Mobile 18 m imaging tower and field trailer used for imager control/acquisition and data collection

Survey of the mudflat (dense blue), mudflat edges (red), upland areas (red), marsh platform (black). The “artwork” portion of the survey is by Dr. Tom McKenna and yes, those are real survey points.


GWK swash experiment in the large flume in Hanover, Germany

View looking down the massive flume of Leibniz Universitat in Hanover Germany

Puleo and Dr. Chris Blenkinsopp standing next to the wave flume paddle

Plunging breaker near sensors about to initiate swash

Researchers (Dr. Chris Blenkinsopp, Dan Howe, Puleo and Dr. Ian Turner




BARDEX – Large-scale laboratory study of barrier dynamics in the DeltaFlume, The Netherlands (funded by Hydralab and US Fulbright Commission)

Sensors deployed in the swash zone

Too many researchers packed into a small area near fragile equipment

Butts! Folks hanging over wall to look waves and swash

Bank of laptops for recording data. More were located on the other side of this trailer and in 2 additional trailers

Testing a in situ bed camera

Graduate student Thijs Lanckriet taking sensor elevation measurements

An advisor runs over his graduate student

The BARDEX crew


BeST – Beach Sediment Transport Study at Perranporth, United Kingdom (funded by ESPRC/NERC and US Fulbright Commission)

Sensors being inundated by swash

Sometimes things get silly when collecting data at 0300

Thijs Lanckriet adjusting a camera used during the study. BeST scaffolding rig in the background

Well-deserved pint after a successful experiment


Marsh Madness I – St. Jones Reserve, DE (funded by EPSCoR)

Sensors deployed in a small tidal channel

Temporary ground control targets for image registration

Imagers deployed on a tower to image flow in the channels

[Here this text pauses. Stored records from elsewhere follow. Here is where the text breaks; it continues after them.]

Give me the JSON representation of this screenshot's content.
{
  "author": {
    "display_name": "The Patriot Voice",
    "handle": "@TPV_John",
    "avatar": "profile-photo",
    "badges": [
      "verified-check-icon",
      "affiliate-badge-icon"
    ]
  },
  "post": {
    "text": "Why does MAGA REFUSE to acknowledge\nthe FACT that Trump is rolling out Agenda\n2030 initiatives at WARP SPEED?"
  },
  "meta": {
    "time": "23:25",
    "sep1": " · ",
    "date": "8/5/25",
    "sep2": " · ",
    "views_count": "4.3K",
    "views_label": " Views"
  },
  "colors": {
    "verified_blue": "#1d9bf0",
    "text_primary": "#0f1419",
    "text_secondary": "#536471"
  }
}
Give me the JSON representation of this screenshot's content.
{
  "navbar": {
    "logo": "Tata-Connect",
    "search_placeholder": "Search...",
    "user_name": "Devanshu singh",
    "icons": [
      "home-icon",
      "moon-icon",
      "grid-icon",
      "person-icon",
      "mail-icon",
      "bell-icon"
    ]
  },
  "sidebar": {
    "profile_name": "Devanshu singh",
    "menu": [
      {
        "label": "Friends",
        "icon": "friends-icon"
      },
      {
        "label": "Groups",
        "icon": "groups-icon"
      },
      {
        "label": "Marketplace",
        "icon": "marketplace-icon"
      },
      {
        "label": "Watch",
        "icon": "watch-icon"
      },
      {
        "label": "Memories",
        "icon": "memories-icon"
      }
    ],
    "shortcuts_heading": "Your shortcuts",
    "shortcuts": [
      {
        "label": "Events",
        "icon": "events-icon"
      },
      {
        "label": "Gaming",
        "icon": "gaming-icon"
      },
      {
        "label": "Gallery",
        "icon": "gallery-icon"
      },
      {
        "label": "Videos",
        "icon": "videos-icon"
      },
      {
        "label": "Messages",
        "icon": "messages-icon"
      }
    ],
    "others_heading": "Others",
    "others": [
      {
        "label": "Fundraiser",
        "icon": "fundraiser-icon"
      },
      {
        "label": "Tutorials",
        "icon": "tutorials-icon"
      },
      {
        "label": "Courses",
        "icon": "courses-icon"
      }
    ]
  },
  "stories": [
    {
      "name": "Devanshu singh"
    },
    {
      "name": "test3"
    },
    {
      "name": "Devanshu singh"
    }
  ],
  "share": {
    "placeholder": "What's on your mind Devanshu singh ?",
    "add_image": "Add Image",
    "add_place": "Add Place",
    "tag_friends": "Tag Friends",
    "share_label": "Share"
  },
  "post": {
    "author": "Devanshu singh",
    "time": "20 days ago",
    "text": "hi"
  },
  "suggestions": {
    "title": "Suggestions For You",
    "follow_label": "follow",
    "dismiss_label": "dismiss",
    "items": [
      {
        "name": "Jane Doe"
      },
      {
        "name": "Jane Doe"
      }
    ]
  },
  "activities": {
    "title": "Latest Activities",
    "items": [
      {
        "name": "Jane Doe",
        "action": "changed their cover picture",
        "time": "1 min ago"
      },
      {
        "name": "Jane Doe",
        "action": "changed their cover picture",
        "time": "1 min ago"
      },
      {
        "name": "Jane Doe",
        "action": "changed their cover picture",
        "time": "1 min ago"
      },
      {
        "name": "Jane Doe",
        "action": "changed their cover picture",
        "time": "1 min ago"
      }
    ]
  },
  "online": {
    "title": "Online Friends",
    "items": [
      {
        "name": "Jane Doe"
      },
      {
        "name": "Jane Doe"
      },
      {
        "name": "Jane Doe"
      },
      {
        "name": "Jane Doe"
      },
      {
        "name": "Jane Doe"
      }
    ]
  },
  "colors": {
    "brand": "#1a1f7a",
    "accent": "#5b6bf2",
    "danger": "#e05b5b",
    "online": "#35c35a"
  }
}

Not the best case scenario, but sometimes we have to collect data while in the elements

Guest that periodically visited us during the experiment

Muddy surveying

More surveying

School group visiting the field site


Wolf River PIV study near Biloxi, MS (funded by ONR)

Surveying in Wolf River using the “unicycle”

Setting up imagers for riverine surface currents study

Students setting up imaging targets. Image taken just before snaked jumped out and scared them

Setting up temperature probes at different depths

Sampling surface currents using a moving platform

Standard protocol is to write haiku during field experiments

Large snake slithering through our field area

The snake went under the car and did not come out. Puleo slid across roof and climbed in to move vehicle